*Exercise*
The full listing, copied exactly, is the required output.

*Supplied material*

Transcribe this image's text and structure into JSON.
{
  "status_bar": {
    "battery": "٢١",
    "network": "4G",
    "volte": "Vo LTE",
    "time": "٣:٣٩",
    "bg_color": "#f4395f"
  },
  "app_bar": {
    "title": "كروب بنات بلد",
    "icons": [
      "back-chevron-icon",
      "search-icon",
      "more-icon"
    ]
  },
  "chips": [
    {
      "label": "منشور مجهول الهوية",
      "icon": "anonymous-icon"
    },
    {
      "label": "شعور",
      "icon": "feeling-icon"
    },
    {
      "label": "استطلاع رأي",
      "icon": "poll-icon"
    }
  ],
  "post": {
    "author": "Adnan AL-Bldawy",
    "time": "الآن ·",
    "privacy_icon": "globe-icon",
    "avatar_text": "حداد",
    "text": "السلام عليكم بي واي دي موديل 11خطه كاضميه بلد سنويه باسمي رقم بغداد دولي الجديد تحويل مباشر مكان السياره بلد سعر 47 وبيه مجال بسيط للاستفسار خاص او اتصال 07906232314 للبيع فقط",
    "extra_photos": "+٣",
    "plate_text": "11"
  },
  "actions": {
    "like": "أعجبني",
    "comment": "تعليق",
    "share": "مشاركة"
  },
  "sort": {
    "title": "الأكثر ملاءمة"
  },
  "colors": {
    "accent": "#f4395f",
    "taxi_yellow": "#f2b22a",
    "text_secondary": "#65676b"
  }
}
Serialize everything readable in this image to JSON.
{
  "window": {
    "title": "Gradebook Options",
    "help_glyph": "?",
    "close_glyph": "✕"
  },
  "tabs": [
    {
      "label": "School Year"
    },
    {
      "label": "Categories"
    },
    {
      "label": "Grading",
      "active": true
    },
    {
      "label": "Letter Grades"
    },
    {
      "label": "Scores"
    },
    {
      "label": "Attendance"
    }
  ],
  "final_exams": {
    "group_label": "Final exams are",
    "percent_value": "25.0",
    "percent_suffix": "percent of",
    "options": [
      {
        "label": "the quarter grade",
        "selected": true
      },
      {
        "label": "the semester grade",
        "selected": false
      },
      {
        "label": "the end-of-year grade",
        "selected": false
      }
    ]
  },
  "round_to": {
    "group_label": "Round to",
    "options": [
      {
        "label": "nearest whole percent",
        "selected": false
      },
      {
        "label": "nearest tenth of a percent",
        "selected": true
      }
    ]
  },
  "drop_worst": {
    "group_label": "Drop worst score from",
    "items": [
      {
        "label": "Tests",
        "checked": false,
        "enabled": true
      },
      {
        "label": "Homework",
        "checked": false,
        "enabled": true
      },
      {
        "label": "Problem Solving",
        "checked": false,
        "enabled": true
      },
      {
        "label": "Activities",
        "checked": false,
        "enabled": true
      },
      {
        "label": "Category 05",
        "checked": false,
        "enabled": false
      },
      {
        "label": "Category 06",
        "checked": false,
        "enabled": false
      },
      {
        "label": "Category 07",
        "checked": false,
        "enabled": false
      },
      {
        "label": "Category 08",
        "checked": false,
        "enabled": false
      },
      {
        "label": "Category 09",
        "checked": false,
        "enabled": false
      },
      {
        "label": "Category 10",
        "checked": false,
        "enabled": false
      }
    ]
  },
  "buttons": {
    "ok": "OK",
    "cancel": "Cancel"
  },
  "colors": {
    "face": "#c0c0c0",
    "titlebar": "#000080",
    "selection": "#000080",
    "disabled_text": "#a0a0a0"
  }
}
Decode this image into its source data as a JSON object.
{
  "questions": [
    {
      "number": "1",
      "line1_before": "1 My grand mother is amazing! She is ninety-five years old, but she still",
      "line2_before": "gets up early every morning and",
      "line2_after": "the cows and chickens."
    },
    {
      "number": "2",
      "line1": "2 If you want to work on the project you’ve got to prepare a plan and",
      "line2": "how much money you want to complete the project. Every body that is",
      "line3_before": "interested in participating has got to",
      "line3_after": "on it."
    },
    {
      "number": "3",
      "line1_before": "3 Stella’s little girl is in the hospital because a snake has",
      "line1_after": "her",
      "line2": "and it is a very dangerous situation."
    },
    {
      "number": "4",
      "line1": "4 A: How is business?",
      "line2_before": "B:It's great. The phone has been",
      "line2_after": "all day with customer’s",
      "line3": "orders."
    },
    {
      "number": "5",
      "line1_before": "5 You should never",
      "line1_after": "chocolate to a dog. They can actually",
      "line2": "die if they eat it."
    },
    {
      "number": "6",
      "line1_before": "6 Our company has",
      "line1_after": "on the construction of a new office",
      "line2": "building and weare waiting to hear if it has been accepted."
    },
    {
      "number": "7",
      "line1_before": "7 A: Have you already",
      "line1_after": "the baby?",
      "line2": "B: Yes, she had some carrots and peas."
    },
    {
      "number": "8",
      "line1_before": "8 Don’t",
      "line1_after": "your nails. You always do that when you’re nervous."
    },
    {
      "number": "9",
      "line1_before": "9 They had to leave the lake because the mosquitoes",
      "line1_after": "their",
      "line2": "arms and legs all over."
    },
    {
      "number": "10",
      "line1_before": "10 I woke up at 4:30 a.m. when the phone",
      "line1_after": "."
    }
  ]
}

*Written solution*
Transcribe this image's text and structure into JSON.
{
  "status_bar": {
    "battery": "٢١",
    "network": "4G",
    "volte": "Vo LTE",
    "time": "٣:٣٩",
    "bg_color": "#f4395f"
  },
  "app_bar": {
    "title": "كروب بنات بلد",
    "icons": [
      "back-chevron-icon",
      "search-icon",
      "more-icon"
    ]
  },
  "chips": [
    {
      "label": "منشور مجهول الهوية",
      "icon": "anonymous-icon"
    },
    {
      "label": "شعور",
      "icon": "feeling-icon"
    },
    {
      "label": "استطلاع رأي",
      "icon": "poll-icon"
    }
  ],
  "post": {
    "author": "Adnan AL-Bldawy",
    "time": "الآن ·",
    "privacy_icon": "globe-icon",
    "avatar_text": "حداد",
    "text": "السلام عليكم بي واي دي موديل 11خطه كاضميه بلد سنويه باسمي رقم بغداد دولي الجديد تحويل مباشر مكان السياره بلد سعر 47 وبيه مجال بسيط للاستفسار خاص او اتصال 07906232314 للبيع فقط",
    "extra_photos": "+٣",
    "plate_text": "11"
  },
  "actions": {
    "like": "أعجبني",
    "comment": "تعليق",
    "share": "مشاركة"
  },
  "sort": {
    "title": "الأكثر ملاءمة"
  },
  "colors": {
    "accent": "#f4395f",
    "taxi_yellow": "#f2b22a",
    "text_secondary": "#65676b"
  }
}
Serialize everything readable in this image to JSON.
{
  "window": {
    "title": "Gradebook Options",
    "help_glyph": "?",
    "close_glyph": "✕"
  },
  "tabs": [
    {
      "label": "School Year"
    },
    {
      "label": "Categories"
    },
    {
      "label": "Grading",
      "active": true
    },
    {
      "label": "Letter Grades"
    },
    {
      "label": "Scores"
    },
    {
      "label": "Attendance"
    }
  ],
  "final_exams": {
    "group_label": "Final exams are",
    "percent_value": "25.0",
    "percent_suffix": "percent of",
    "options": [
      {
        "label": "the quarter grade",
        "selected": true
      },
      {
        "label": "the semester grade",
        "selected": false
      },
      {
        "label": "the end-of-year grade",
        "selected": false
      }
    ]
  },
  "round_to": {
    "group_label": "Round to",
    "options": [
      {
        "label": "nearest whole percent",
        "selected": false
      },
      {
        "label": "nearest tenth of a percent",
        "selected": true
      }
    ]
  },
  "drop_worst": {
    "group_label": "Drop worst score from",
    "items": [
      {
        "label": "Tests",
        "checked": false,
        "enabled": true
      },
      {
        "label": "Homework",
        "checked": false,
        "enabled": true
      },
      {
        "label": "Problem Solving",
        "checked": false,
        "enabled": true
      },
      {
        "label": "Activities",
        "checked": false,
        "enabled": true
      },
      {
        "label": "Category 05",
        "checked": false,
        "enabled": false
      },
      {
        "label": "Category 06",
        "checked": false,
        "enabled": false
      },
      {
        "label": "Category 07",
        "checked": false,
        "enabled": false
      },
      {
        "label": "Category 08",
        "checked": false,
        "enabled": false
      },
      {
        "label": "Category 09",
        "checked": false,
        "enabled": false
      },
      {
        "label": "Category 10",
        "checked": false,
        "enabled": false
      }
    ]
  },
  "buttons": {
    "ok": "OK",
    "cancel": "Cancel"
  },
  "colors": {
    "face": "#c0c0c0",
    "titlebar": "#000080",
    "selection": "#000080",
    "disabled_text": "#a0a0a0"
  }
}
Decode this image into its source data as a JSON object.
{
  "questions": [
    {
      "number": "1",
      "line1_before": "1 My grand mother is amazing! She is ninety-five years old, but she still",
      "line2_before": "gets up early every morning and",
      "line2_after": "the cows and chickens."
    },
    {
      "number": "2",
      "line1": "2 If you want to work on the project you’ve got to prepare a plan and",
      "line2": "how much money you want to complete the project. Every body that is",
      "line3_before": "interested in participating has got to",
      "line3_after": "on it."
    },
    {
      "number": "3",
      "line1_before": "3 Stella’s little girl is in the hospital because a snake has",
      "line1_after": "her",
      "line2": "and it is a very dangerous situation."
    },
    {
      "number": "4",
      "line1": "4 A: How is business?",
      "line2_before": "B:It's great. The phone has been",
      "line2_after": "all day with customer’s",
      "line3": "orders."
    },
    {
      "number": "5",
      "line1_before": "5 You should never",
      "line1_after": "chocolate to a dog. They can actually",
      "line2": "die if they eat it."
    },
    {
      "number": "6",
      "line1_before": "6 Our company has",
      "line1_after": "on the construction of a new office",
      "line2": "building and weare waiting to hear if it has been accepted."
    },
    {
      "number": "7",
      "line1_before": "7 A: Have you already",
      "line1_after": "the baby?",
      "line2": "B: Yes, she had some carrots and peas."
    },
    {
      "number": "8",
      "line1_before": "8 Don’t",
      "line1_after": "your nails. You always do that when you’re nervous."
    },
    {
      "number": "9",
      "line1_before": "9 They had to leave the lake because the mosquitoes",
      "line1_after": "their",
      "line2": "arms and legs all over."
    },
    {
      "number": "10",
      "line1_before": "10 I woke up at 4:30 a.m. when the phone",
      "line1_after": "."
    }
  ]
}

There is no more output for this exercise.